#### Task inputs ####
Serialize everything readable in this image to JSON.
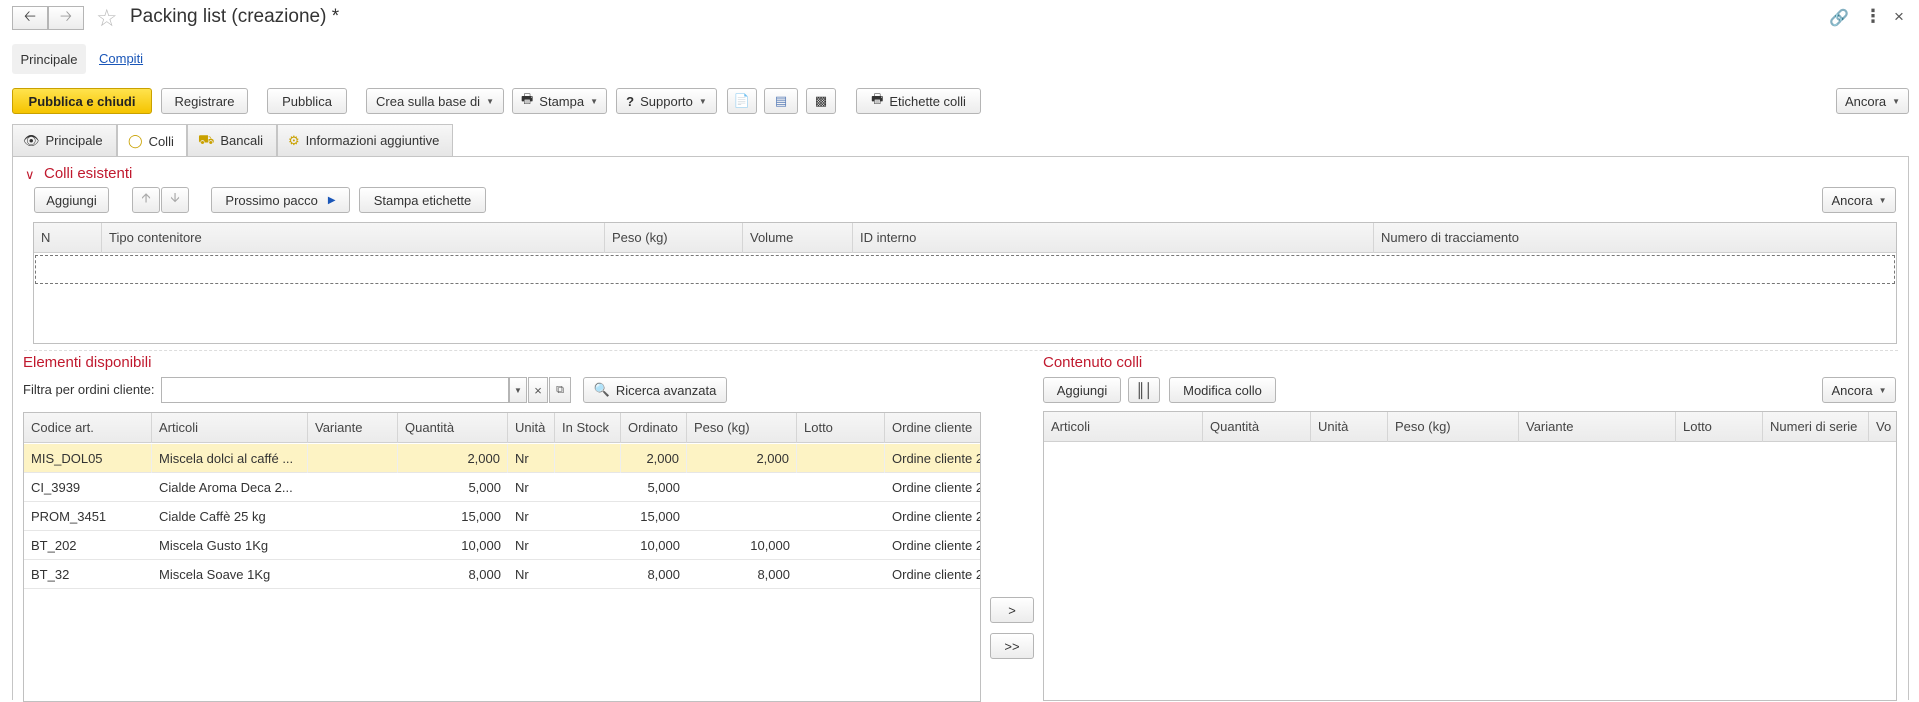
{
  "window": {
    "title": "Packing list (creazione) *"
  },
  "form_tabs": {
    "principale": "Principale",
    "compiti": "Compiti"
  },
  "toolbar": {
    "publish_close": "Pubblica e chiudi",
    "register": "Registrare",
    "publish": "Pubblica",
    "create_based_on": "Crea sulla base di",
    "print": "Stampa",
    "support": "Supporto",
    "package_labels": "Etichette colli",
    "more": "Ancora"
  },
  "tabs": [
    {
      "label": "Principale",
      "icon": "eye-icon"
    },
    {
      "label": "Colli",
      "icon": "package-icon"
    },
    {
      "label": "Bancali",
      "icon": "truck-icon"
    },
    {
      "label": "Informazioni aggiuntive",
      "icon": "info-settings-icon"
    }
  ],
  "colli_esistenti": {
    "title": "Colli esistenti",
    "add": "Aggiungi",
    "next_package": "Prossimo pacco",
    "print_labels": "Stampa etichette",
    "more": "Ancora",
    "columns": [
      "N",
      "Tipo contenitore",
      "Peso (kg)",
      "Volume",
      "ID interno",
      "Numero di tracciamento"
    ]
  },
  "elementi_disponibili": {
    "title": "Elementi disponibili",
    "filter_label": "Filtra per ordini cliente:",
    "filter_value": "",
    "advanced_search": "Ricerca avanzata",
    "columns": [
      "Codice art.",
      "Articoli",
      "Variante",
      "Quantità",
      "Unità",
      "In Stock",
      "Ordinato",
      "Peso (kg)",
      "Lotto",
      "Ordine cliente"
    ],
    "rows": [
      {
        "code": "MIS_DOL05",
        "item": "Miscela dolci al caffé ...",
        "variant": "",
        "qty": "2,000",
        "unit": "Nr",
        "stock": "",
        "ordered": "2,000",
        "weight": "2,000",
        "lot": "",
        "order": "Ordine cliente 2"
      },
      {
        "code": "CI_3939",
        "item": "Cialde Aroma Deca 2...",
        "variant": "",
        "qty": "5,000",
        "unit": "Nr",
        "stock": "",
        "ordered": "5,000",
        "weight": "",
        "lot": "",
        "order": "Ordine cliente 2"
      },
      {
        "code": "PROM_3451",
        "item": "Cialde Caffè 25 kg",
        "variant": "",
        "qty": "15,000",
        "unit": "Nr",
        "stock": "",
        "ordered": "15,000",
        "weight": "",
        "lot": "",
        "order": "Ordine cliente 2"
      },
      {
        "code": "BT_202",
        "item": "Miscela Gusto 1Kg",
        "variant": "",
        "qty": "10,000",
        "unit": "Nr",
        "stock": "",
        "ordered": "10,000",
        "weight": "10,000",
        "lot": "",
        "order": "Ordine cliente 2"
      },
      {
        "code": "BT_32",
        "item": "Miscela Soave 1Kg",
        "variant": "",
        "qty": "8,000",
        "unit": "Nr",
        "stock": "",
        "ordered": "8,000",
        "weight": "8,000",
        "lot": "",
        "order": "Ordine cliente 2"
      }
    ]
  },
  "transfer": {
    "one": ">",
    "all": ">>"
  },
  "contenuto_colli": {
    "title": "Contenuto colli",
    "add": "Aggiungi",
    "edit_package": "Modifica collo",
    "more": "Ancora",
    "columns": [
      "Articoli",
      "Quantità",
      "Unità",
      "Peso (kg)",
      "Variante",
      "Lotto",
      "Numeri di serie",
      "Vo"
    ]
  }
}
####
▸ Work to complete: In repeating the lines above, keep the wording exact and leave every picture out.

▸ Solved problem:
Serialize everything readable in this image to JSON.
{
  "window": {
    "title": "Packing list (creazione) *"
  },
  "form_tabs": {
    "principale": "Principale",
    "compiti": "Compiti"
  },
  "toolbar": {
    "publish_close": "Pubblica e chiudi",
    "register": "Registrare",
    "publish": "Pubblica",
    "create_based_on": "Crea sulla base di",
    "print": "Stampa",
    "support": "Supporto",
    "package_labels": "Etichette colli",
    "more": "Ancora"
  },
  "tabs": [
    {
      "label": "Principale",
      "icon": "eye-icon"
    },
    {
      "label": "Colli",
      "icon": "package-icon"
    },
    {
      "label": "Bancali",
      "icon": "truck-icon"
    },
    {
      "label": "Informazioni aggiuntive",
      "icon": "info-settings-icon"
    }
  ],
  "colli_esistenti": {
    "title": "Colli esistenti",
    "add": "Aggiungi",
    "next_package": "Prossimo pacco",
    "print_labels": "Stampa etichette",
    "more": "Ancora",
    "columns": [
      "N",
      "Tipo contenitore",
      "Peso (kg)",
      "Volume",
      "ID interno",
      "Numero di tracciamento"
    ]
  },
  "elementi_disponibili": {
    "title": "Elementi disponibili",
    "filter_label": "Filtra per ordini cliente:",
    "filter_value": "",
    "advanced_search": "Ricerca avanzata",
    "columns": [
      "Codice art.",
      "Articoli",
      "Variante",
      "Quantità",
      "Unità",
      "In Stock",
      "Ordinato",
      "Peso (kg)",
      "Lotto",
      "Ordine cliente"
    ],
    "rows": [
      {
        "code": "MIS_DOL05",
        "item": "Miscela dolci al caffé ...",
        "variant": "",
        "qty": "2,000",
        "unit": "Nr",
        "stock": "",
        "ordered": "2,000",
        "weight": "2,000",
        "lot": "",
        "order": "Ordine cliente 2"
      },
      {
        "code": "CI_3939",
        "item": "Cialde Aroma Deca 2...",
        "variant": "",
        "qty": "5,000",
        "unit": "Nr",
        "stock": "",
        "ordered": "5,000",
        "weight": "",
        "lot": "",
        "order": "Ordine cliente 2"
      },
      {
        "code": "PROM_3451",
        "item": "Cialde Caffè 25 kg",
        "variant": "",
        "qty": "15,000",
        "unit": "Nr",
        "stock": "",
        "ordered": "15,000",
        "weight": "",
        "lot": "",
        "order": "Ordine cliente 2"
      },
      {
        "code": "BT_202",
        "item": "Miscela Gusto 1Kg",
        "variant": "",
        "qty": "10,000",
        "unit": "Nr",
        "stock": "",
        "ordered": "10,000",
        "weight": "10,000",
        "lot": "",
        "order": "Ordine cliente 2"
      },
      {
        "code": "BT_32",
        "item": "Miscela Soave 1Kg",
        "variant": "",
        "qty": "8,000",
        "unit": "Nr",
        "stock": "",
        "ordered": "8,000",
        "weight": "8,000",
        "lot": "",
        "order": "Ordine cliente 2"
      }
    ]
  },
  "transfer": {
    "one": ">",
    "all": ">>"
  },
  "contenuto_colli": {
    "title": "Contenuto colli",
    "add": "Aggiungi",
    "edit_package": "Modifica collo",
    "more": "Ancora",
    "columns": [
      "Articoli",
      "Quantità",
      "Unità",
      "Peso (kg)",
      "Variante",
      "Lotto",
      "Numeri di serie",
      "Vo"
    ]
  }
}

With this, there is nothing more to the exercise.